You could almost say America began to plan for a war when it started to expand the Army and Air Force around that time (it already had a Navy that could span the globe), and appointed George C. Marshall as Army Chief of Staff in 1939. Roosevelt jumped Marshall over about several Generals more senior to him, but he was already Acting Chief of Staff, and his organising genius was recognised.I think one could look further still. 1938 perhaps and the aircraft orders placed by both France and Britain in that year?
Following the Munich Crisis both France and the UK placed significant orders for American aircraft....approx 500 each. The British sent a mission(Group Capt Arthur Harris amongst others) to USA in that year to evaluate American types. They were not particularly impressed with what they saw, judging that the B17(“Flying Fortress”) and the PBY4 Catalina to be unsuitable but did recommend that orders should be placed for training and patrol aircraft. Orders were subsequently placed for 200 Lockheed Electras high speed passenger aircraft(to be converted into Hudson martime patrol aircraft) and several hundred Texan trainers. Far larger orders followed on in 1939, 1940 etc....
The French were far less fussy/far more desperate and they placed orders for Douglas DB7 Havocs, Martin 167 Marylands bombers and Curtis P36 Bell P39 and later Cutiss P40 fighters. The French instigated the establishment of the Allied Purchasing Commission in 1939 based in New York to coordinate Anglo French orders for American aircraft. One of the leading advocates of post war European unity, Jean Monet, was central in the establishment of this office. It’s interesting to note that these French aircraft were for the very latest American types and Roosevelt approved these orders inspite of serious objections by the American army.
Prefiguring his public Arsenal of Democracy statement Roosevelt privately assured Chamberlain in December 1938 that he would “have the industrial rescources of the American nation behind him in the event of war with the dictatorships”.

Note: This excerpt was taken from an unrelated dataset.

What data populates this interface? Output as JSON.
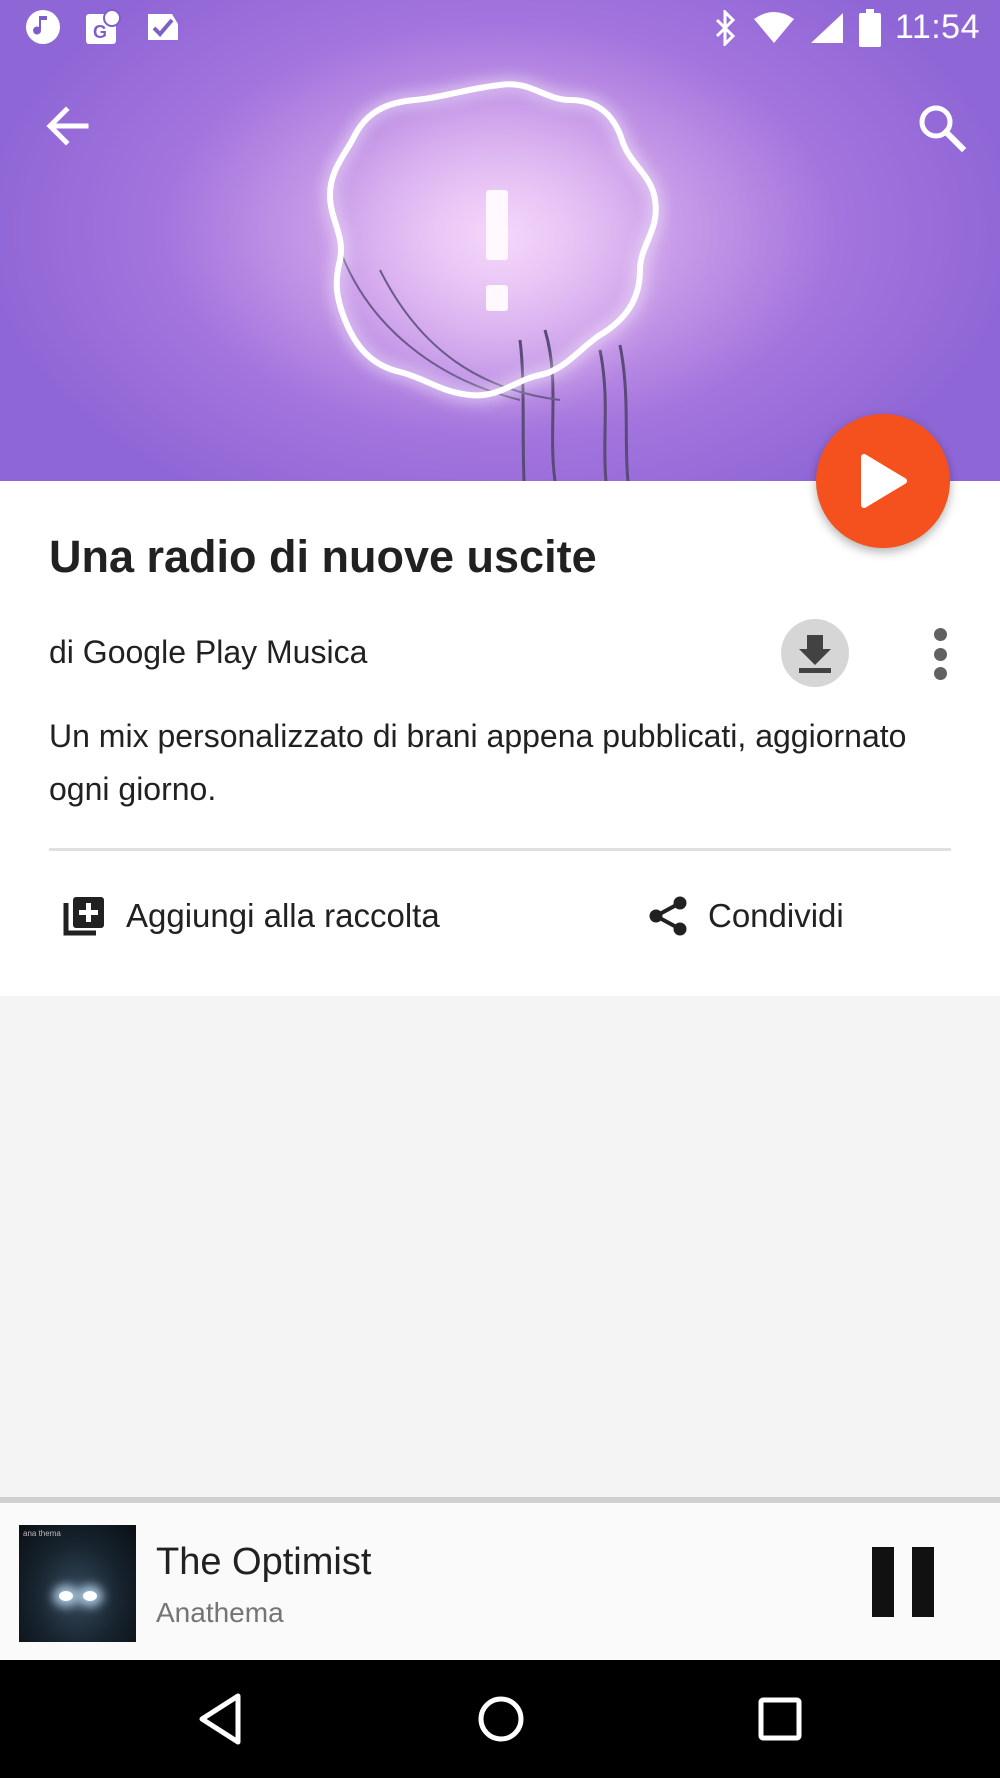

The speed that the US went from having the 17th largest army (I think) in the world to one of the largest, probably the most mechanised and best supplied, was nothing short of stunning. It says something about the character of the nation, and it did shorten the war.